Battlefield Germany

April 10, 2008

Last month a potentially controversial essay appeared in Germany’s Die Welt newspaper that is both substantively interesting in its own right and informative about historians’ interpretation of facts and the historical record more generally. Read the rest of this entry »

1,000 Years of Abuse; Millions (Billions?) Victimized

April 9, 2008

I was very disturbed reading this one:
Read the rest of this entry »

Be Afraid, Be Very Afraid

March 25, 2008

A substantive article in the City Journal (ht:T&S), “Child-Man in the Promised Land”, documents what we have all observed:

Not so long ago, the average mid-twentysomething had achieved most of adulthood’s milestones—high school degree, financial independence, marriage, and children. These days, he lingers—happily—in a new hybrid state of semi-hormonal adolescence and responsible self-reliance.

It is hard not to agree with the sentiment of the article: that we should be very afraid of what the new child-man will make of our society. Perhaps LDS men who were married with kids by 26 can chime in here. And wasn’t Brigham Young saying something about this 150 years ago? I doubt that Kay S. Hymowitz reads the Journal of Discourses though.

In the article, Hymowitz notes that

Not only is no one asking that today’s twenty- or thirtysomething become a responsible husband and father—that is, grow up—but a freewheeling marketplace gives him everything that he needs to settle down in pig’s heaven indefinitely.

To this I would only say “Have you heard of the Church of Jesus Christ of Latter-day Saints?”

Would I be correct in assuming that the Mormon Church isn’t exactly the solution that Hymowitz is pining for in this article?

Bemused Observations

March 12, 2008

The shoe shiner at my firm today explained to me that Americans really like getting their shoes shined whereas the British don’t have it done.
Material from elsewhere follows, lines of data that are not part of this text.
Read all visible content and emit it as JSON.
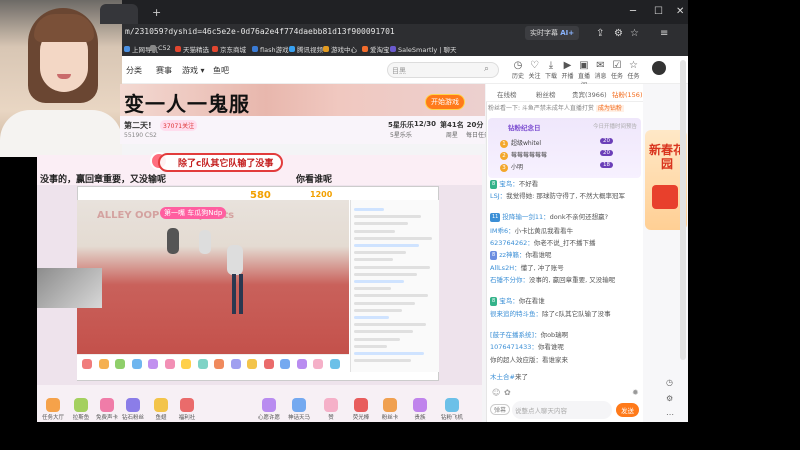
{
  "browser": {
    "url": "m/231059?dyshid=46c5e2e-0d76a2e4f774daebb81d13f900091701",
    "buttons": {
      "realtime": "实时字幕",
      "ai": "AI+"
    },
    "bookmarks": [
      "上网导航",
      "C52",
      "天猫精选",
      "京东商城",
      "flash游戏",
      "腾讯视频",
      "游戏中心",
      "爱淘宝",
      "SaleSmartly | 聊天"
    ]
  },
  "nav": {
    "items": [
      "分类",
      "赛事",
      "游戏 ▾",
      "鱼吧"
    ],
    "search_placeholder": "目黑",
    "icons": [
      {
        "label": "历史",
        "glyph": "◷"
      },
      {
        "label": "关注",
        "glyph": "♡"
      },
      {
        "label": "下载",
        "glyph": "⤓"
      },
      {
        "label": "开播",
        "glyph": "▶"
      },
      {
        "label": "直播间",
        "glyph": "▣"
      },
      {
        "label": "消息",
        "glyph": "✉"
      },
      {
        "label": "任务",
        "glyph": "☑"
      },
      {
        "label": "任务",
        "glyph": "☆"
      }
    ]
  },
  "banner": {
    "text": "变一人一鬼服",
    "button": "开始游戏"
  },
  "room": {
    "title": "第二天!",
    "id": "55190",
    "tag": "CS2",
    "follow": "37071关注",
    "stats": [
      {
        "value": "5星乐乐",
        "label": "5星乐乐"
      },
      {
        "value": "12/30",
        "label": ""
      },
      {
        "value": "第41名",
        "label": "周星"
      },
      {
        "value": "20分 ▾",
        "label": "每日任务"
      }
    ]
  },
  "stream": {
    "danmu": "除了c队其它队输了没事",
    "caption_left": "没事的，赢回章重要，又没输呢",
    "caption_right": "你看谁呢",
    "court_sign": "ALLEY OOP  Three points",
    "inner_banner": "第一嘴 车瓜狗Ndp",
    "score_a": "580",
    "score_b": "1200"
  },
  "gifts": [
    {
      "label": "任务大厅",
      "color": "#f5a24a"
    },
    {
      "label": "拉斯鱼",
      "color": "#a4d05f"
    },
    {
      "label": "免费声卡",
      "color": "#f07ca8"
    },
    {
      "label": "钻石粉丝",
      "color": "#8b7de8"
    },
    {
      "label": "鱼翅",
      "color": "#f3c44a"
    },
    {
      "label": "福利社",
      "color": "#ea6b6b"
    },
    {
      "label": "心愿许愿",
      "color": "#b98cf0"
    },
    {
      "label": "神话天马",
      "color": "#74a9f0"
    },
    {
      "label": "赞",
      "color": "#f5b0c8"
    },
    {
      "label": "荧光棒",
      "color": "#e85d5d"
    },
    {
      "label": "粉丝卡",
      "color": "#f0a050"
    },
    {
      "label": "贵族",
      "color": "#c084ec"
    },
    {
      "label": "钻粉飞机",
      "color": "#6cc0e8"
    }
  ],
  "chat": {
    "tabs": [
      "在线榜",
      "粉丝榜",
      "贵宾(3966)",
      "钻粉(156)"
    ],
    "notice": "粉丝看一下: 斗鱼严禁未成年人直播打赏",
    "notice_link": "成为钻粉",
    "rank_title": "钻粉纪念日",
    "rank_preview": "今日开播时间预告",
    "rank": [
      {
        "n": "1",
        "name": "超级whitel",
        "val": "20"
      },
      {
        "n": "2",
        "name": "莓莓莓莓莓莓",
        "val": "20"
      },
      {
        "n": "3",
        "name": "小明",
        "val": "18"
      }
    ],
    "messages": [
      {
        "lv": "8",
        "lvc": "#34b38a",
        "user": "宝鸟：",
        "text": "不好看"
      },
      {
        "lv": "",
        "lvc": "",
        "user": "LSJ：",
        "text": "我觉得她: 那球防守得了, 不然大概率冠军"
      },
      {
        "lv": "11",
        "lvc": "#3b8fd6",
        "user": "投降输一剑11：",
        "text": "donk不亲何还想赢?"
      },
      {
        "lv": "",
        "lvc": "",
        "user": "IM乖6：",
        "text": "小卡比黄瓜我看看牛"
      },
      {
        "lv": "",
        "lvc": "",
        "user": "623764262：",
        "text": "你老不说_打不播下播"
      },
      {
        "lv": "8",
        "lvc": "#6b8de0",
        "user": "zz神籁：",
        "text": "你看谁呢"
      },
      {
        "lv": "",
        "lvc": "",
        "user": "AllLs2H：",
        "text": "懂了, 冲了账号"
      },
      {
        "lv": "",
        "lvc": "",
        "user": "石锤不分你：",
        "text": "没事的, 赢回章重要, 又没输呢"
      },
      {
        "lv": "8",
        "lvc": "#34b38a",
        "user": "宝鸟：",
        "text": "你在看谁"
      },
      {
        "lv": "",
        "lvc": "",
        "user": "很来追的特斗鱼：",
        "text": "除了c队其它队输了没事"
      },
      {
        "lv": "",
        "lvc": "",
        "user": "[鼓子在播系统]：",
        "text": "你ob瑞啊"
      },
      {
        "lv": "",
        "lvc": "",
        "user": "1076471433：",
        "text": "你看谁呢"
      },
      {
        "lv": "",
        "lvc": "",
        "user": "",
        "text": "你的超人效应版：看谁家来"
      },
      {
        "lv": "",
        "lvc": "",
        "user": "木土合#",
        "text": "来了"
      }
    ],
    "input_placeholder": "说整点人聊天内容",
    "send": "发送",
    "barrage": "弹幕"
  },
  "sidebar": {
    "festival": "新春花园"
  }
}
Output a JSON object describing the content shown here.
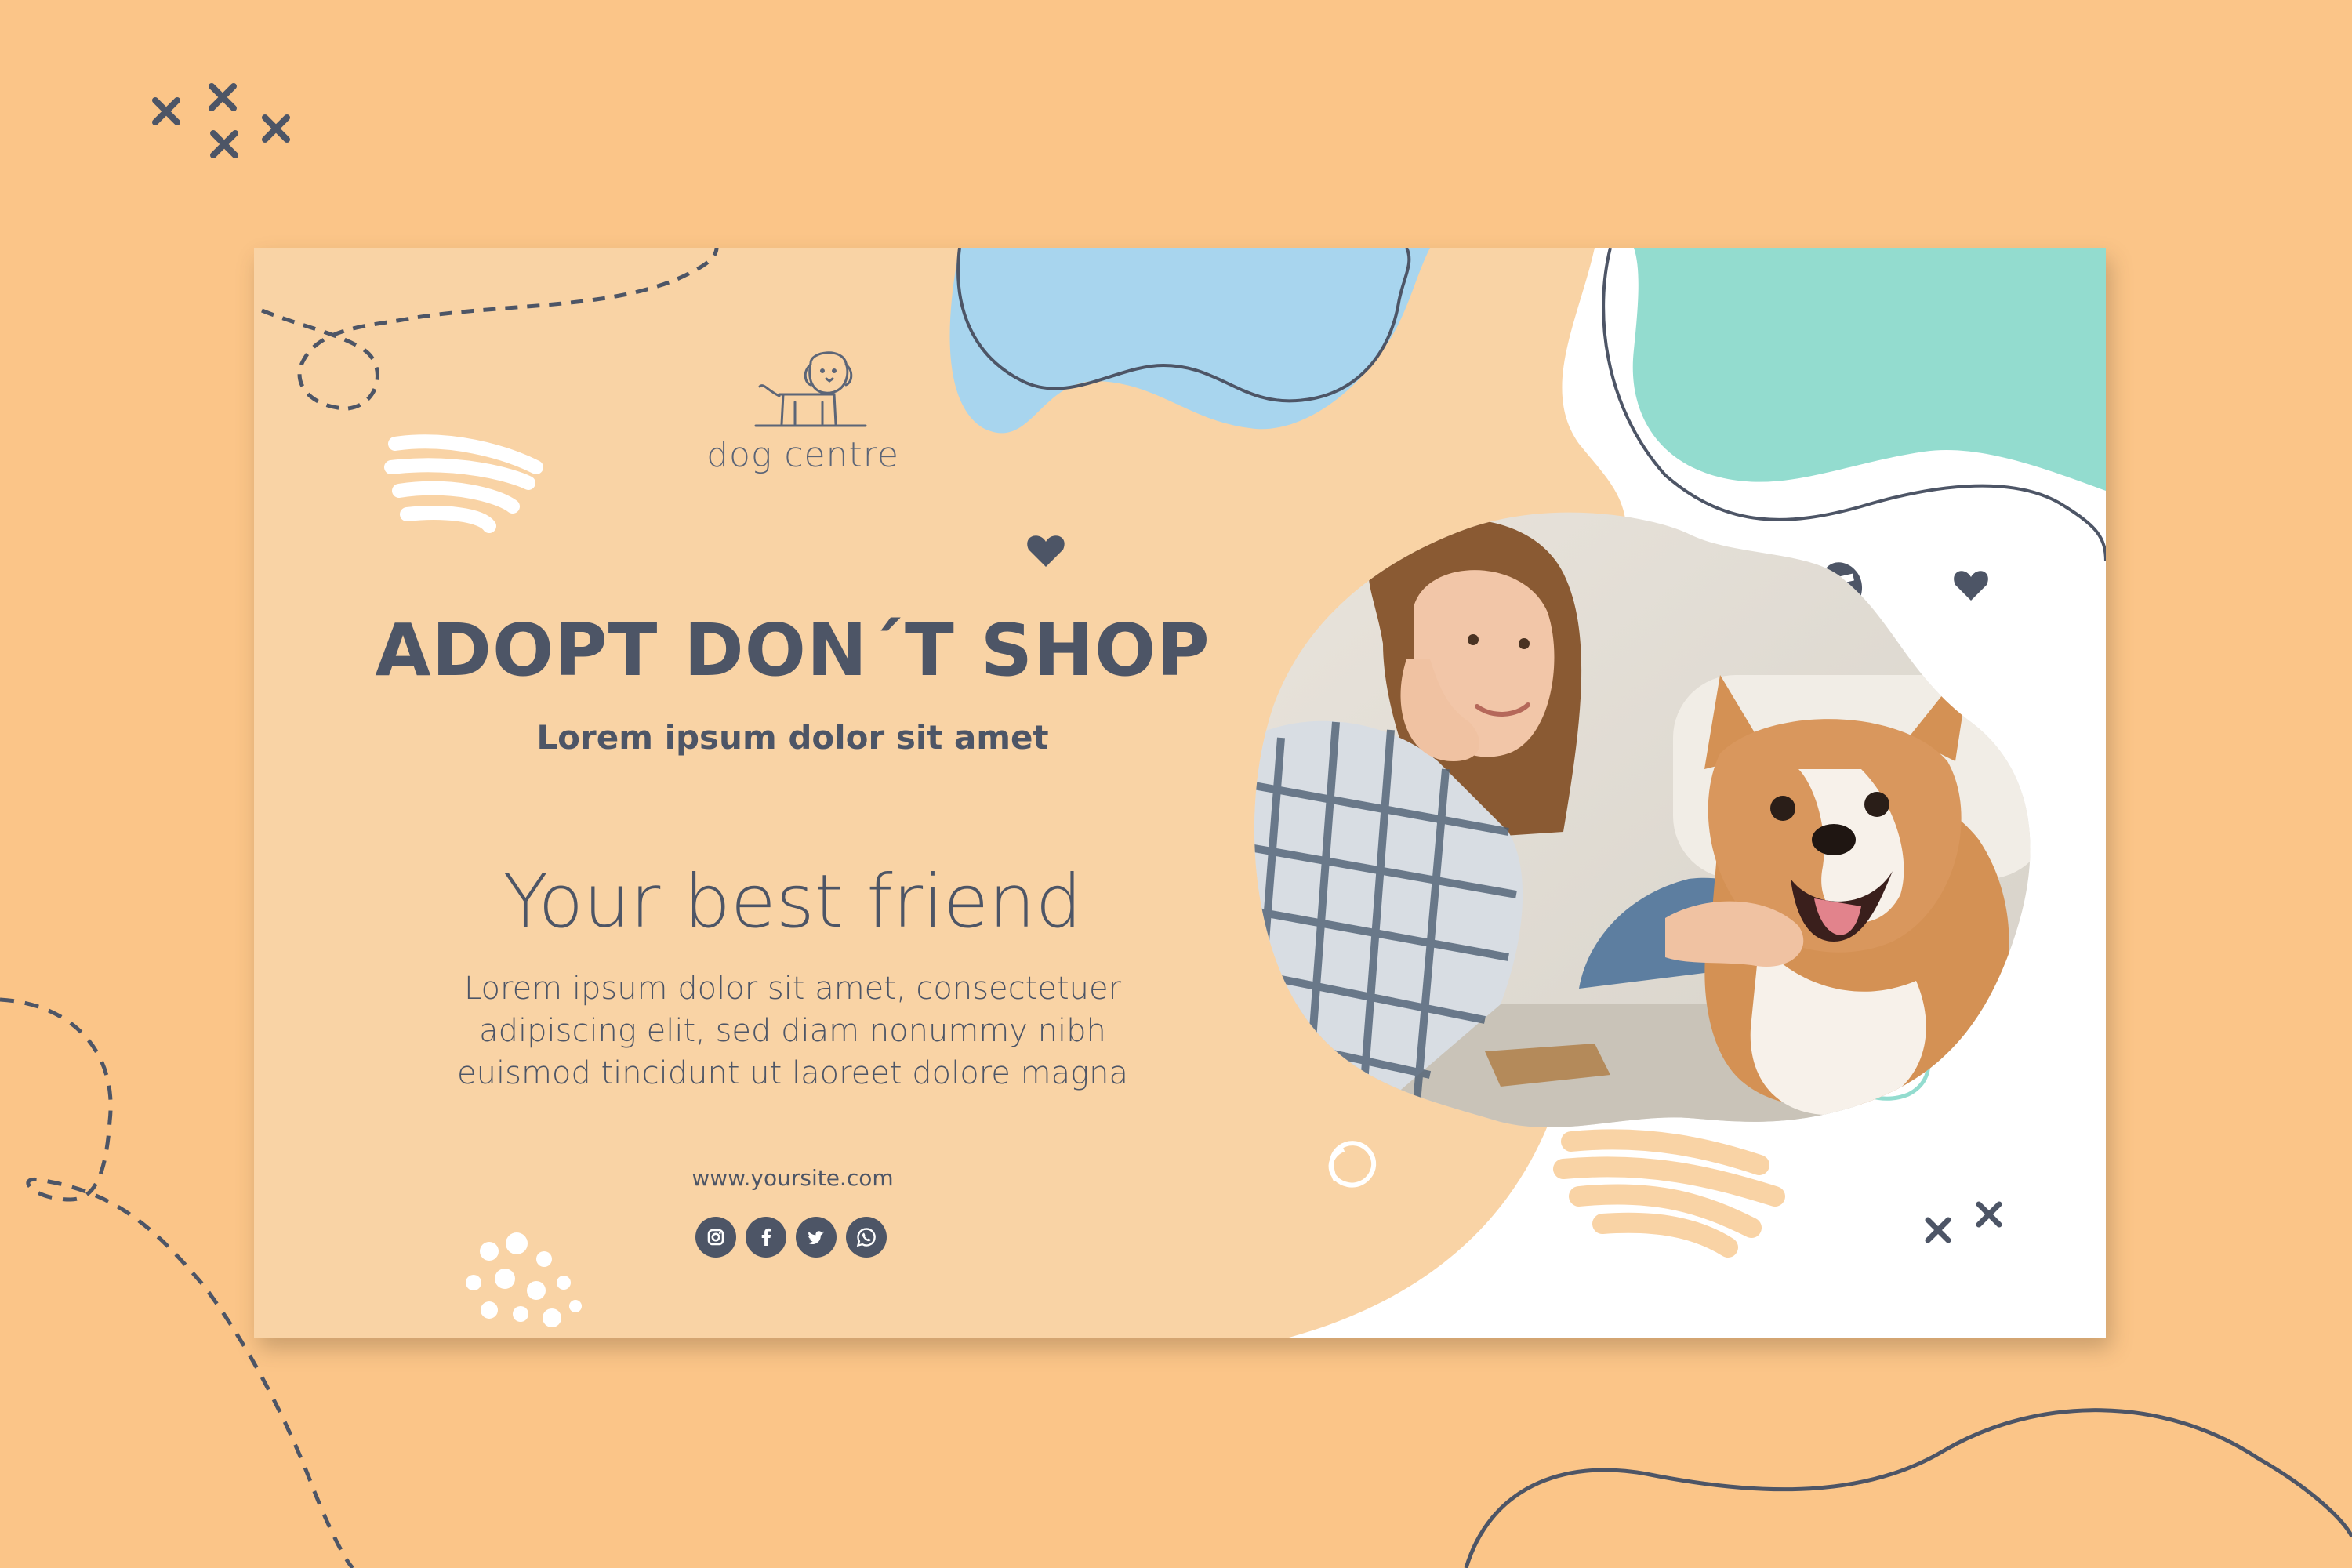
{
  "brand": {
    "logo_text": "dog centre"
  },
  "hero": {
    "headline": "ADOPT DON´T SHOP",
    "subheadline": "Lorem ipsum dolor sit amet",
    "tagline": "Your best friend",
    "body_lines": [
      "Lorem ipsum dolor sit amet, consectetuer",
      "adipiscing elit, sed diam nonummy nibh",
      "euismod tincidunt ut laoreet dolore magna"
    ]
  },
  "footer": {
    "website": "www.yoursite.com",
    "social_icons": [
      "instagram-icon",
      "facebook-icon",
      "twitter-icon",
      "whatsapp-icon"
    ]
  },
  "colors": {
    "page_background": "#fbc588",
    "banner_background": "#f9d3a5",
    "text_dark": "#4d5566",
    "blob_blue": "#a8d5ee",
    "blob_mint": "#93dccf",
    "white": "#ffffff"
  }
}
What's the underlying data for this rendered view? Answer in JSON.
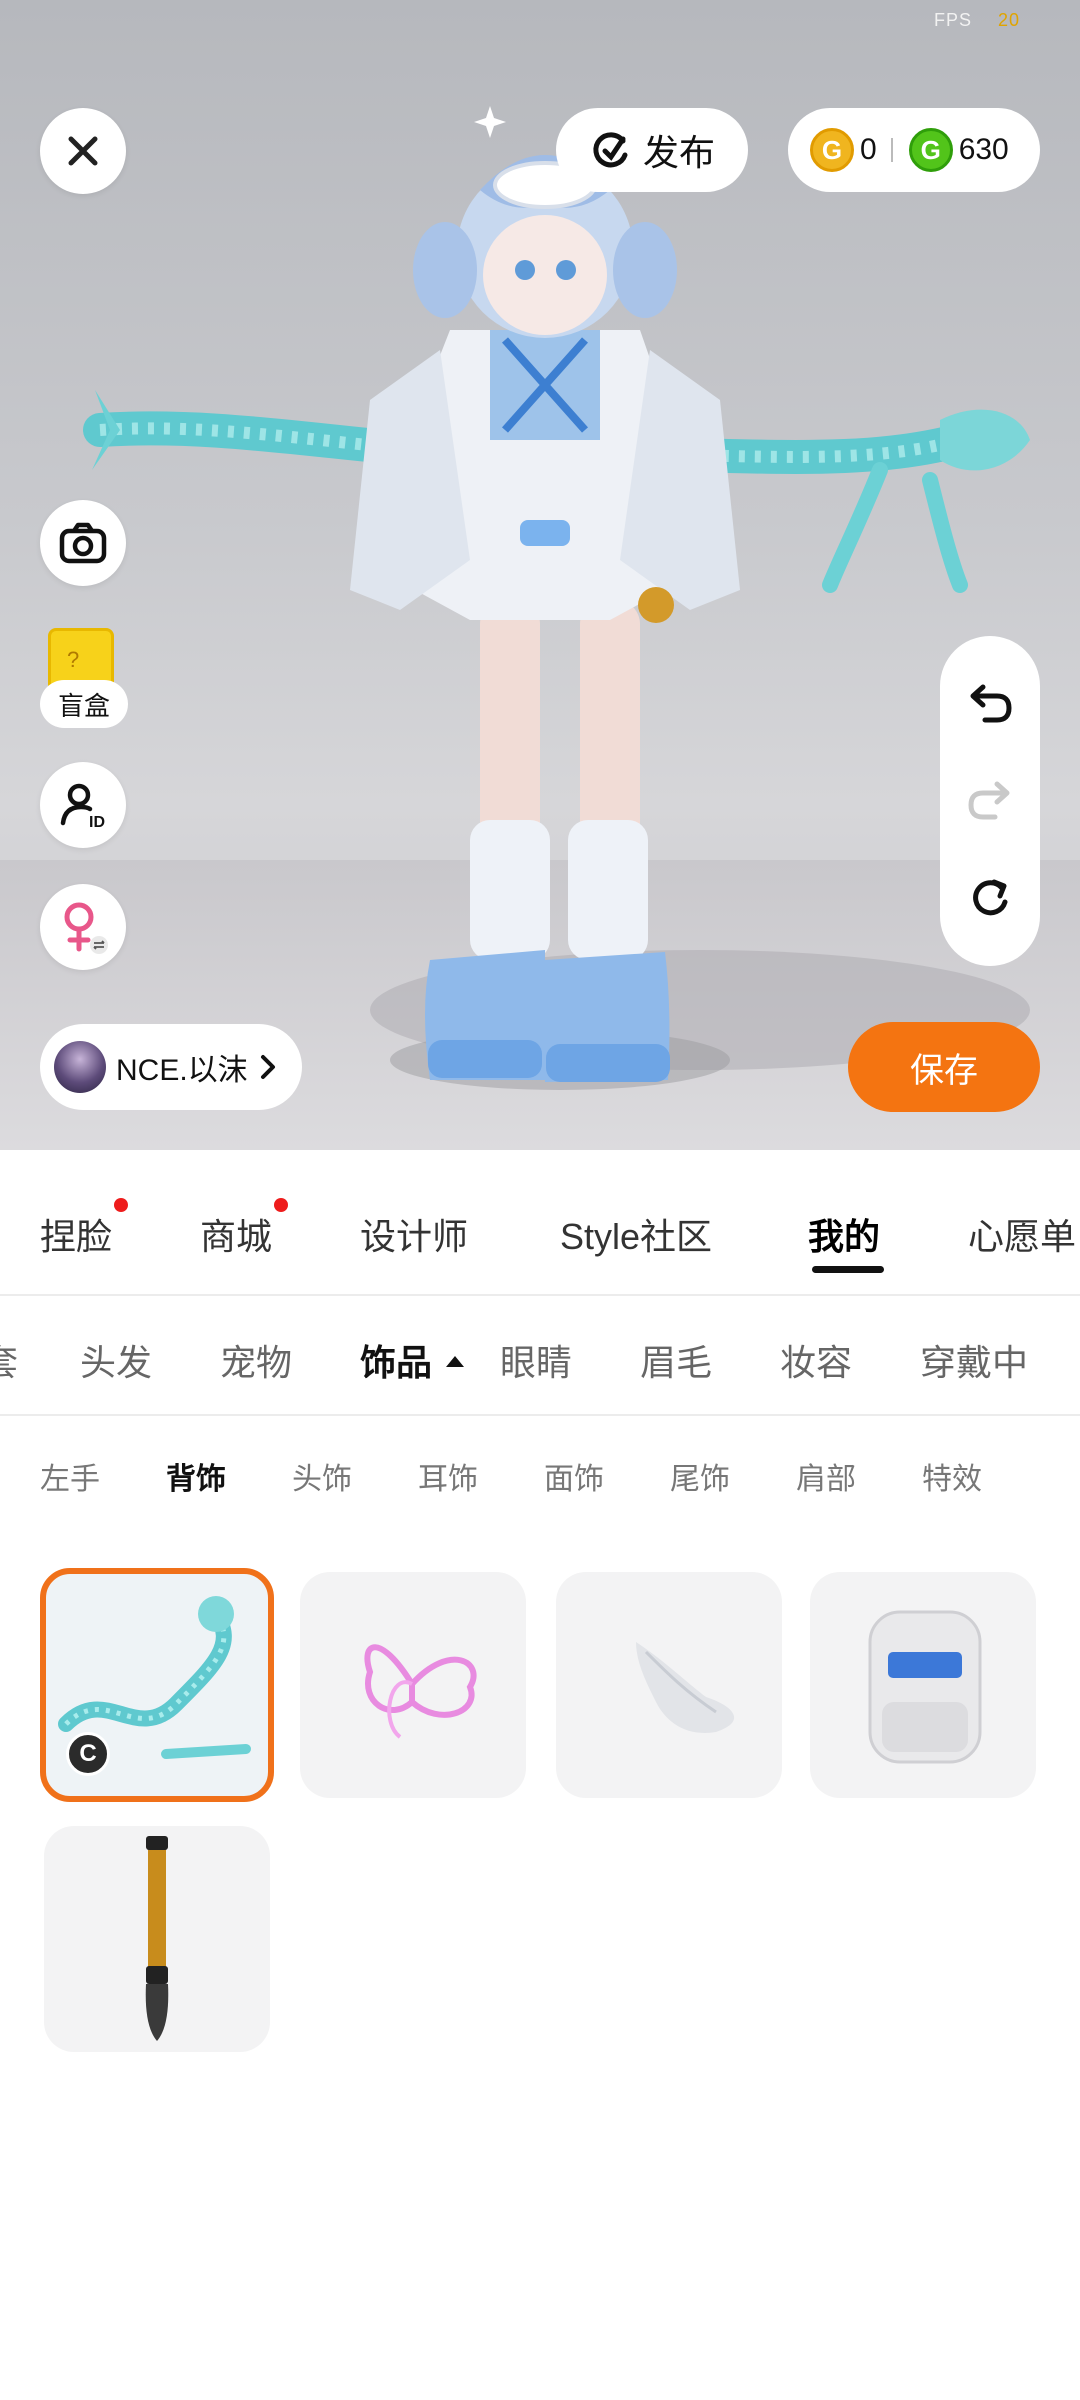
{
  "fps": {
    "label": "FPS",
    "value": "20"
  },
  "publish": {
    "label": "发布"
  },
  "currency": {
    "gold": "0",
    "green": "630",
    "gold_symbol": "G",
    "green_symbol": "G"
  },
  "side": {
    "blind_box_label": "盲盒",
    "blind_box_mark": "?"
  },
  "user": {
    "name": "NCE.以沫"
  },
  "save": {
    "label": "保存"
  },
  "main_tabs": [
    {
      "label": "捏脸",
      "dot": true
    },
    {
      "label": "商城",
      "dot": true
    },
    {
      "label": "设计师",
      "dot": false
    },
    {
      "label": "Style社区",
      "dot": false
    },
    {
      "label": "我的",
      "dot": false,
      "active": true
    },
    {
      "label": "心愿单",
      "dot": false
    }
  ],
  "sub_tabs": [
    "套",
    "头发",
    "宠物",
    "饰品",
    "眼睛",
    "眉毛",
    "妆容",
    "穿戴中"
  ],
  "sub_tabs_active": "饰品",
  "category_tabs": [
    "左手",
    "背饰",
    "头饰",
    "耳饰",
    "面饰",
    "尾饰",
    "肩部",
    "特效"
  ],
  "category_active": "背饰",
  "items": [
    {
      "name": "ice-dragon",
      "selected": true,
      "badge": "C"
    },
    {
      "name": "pink-butterfly-wings",
      "selected": false
    },
    {
      "name": "white-angel-wings",
      "selected": false
    },
    {
      "name": "white-backpack",
      "selected": false
    },
    {
      "name": "calligraphy-brush",
      "selected": false
    }
  ],
  "colors": {
    "accent": "#f47411",
    "selected_border": "#f0711a",
    "notification": "#ee1c1c",
    "gold_coin": "#f0b51f",
    "green_coin": "#52c41a",
    "female_icon": "#e8578a"
  }
}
The reason for this, she explained, can be found in British public (i.e. private) schools where only “fags”, as she put it, shine their shoes and then all the other rich boys beat them up.

Americans, by contrast, she explained, love getting their shoes shined because they are “fond of animals” what with all that killing and beef and skins. Also all the horse riding out and about in the free. “We don’t do all that in England.”

A Tale of Labor Terrorism in Salt Lake City

March 11, 2008

I just noticed a Salt Lake Tribune article about a fascinating episode of labor terrorism in Utah history by Utah historian and Times and Seasons blogger Ardis Parshall. (ht: T&S sidebar) Read the rest of this entry »

Some Still Talk of the Old Gifts, Part II

March 3, 2008

Brother I.C. was baptized last Saturday. Yesterday during Fast and Testimony meeting, he stood to share his most recent miracle — that of finding the Gospel. Read the rest of this entry »

The Fuzzy Line Between Corporate Teambuilding and Waterboarding

February 29, 2008

I found Wednesday’s Salt Lake Tribune article about a Provo motivational coaching business’s technique at corporate teambuilding to be a bit shocking but still had to laugh out of a sense of schadenfreude. Read the rest of this entry »

Sign of the Times

February 27, 2008

“. . . . and when the night came they slept upon their [blackberries].” (compare Ether 15:20)

In my line of work, I periodically — and these days more often than previously — find myself sleeping with my blackberry under my pillow. Is this a harbinger of the imminent collapse of our civilization?

Family Search — On the Road, a Public Genealogy Outreach Effort

February 26, 2008

Has anyone else had exposure to or experience with the Church’s new mobile Family Search unit that travels around providing people in the communities where our chapels are found with the opportunity to do basic family history research? Read the rest of this entry »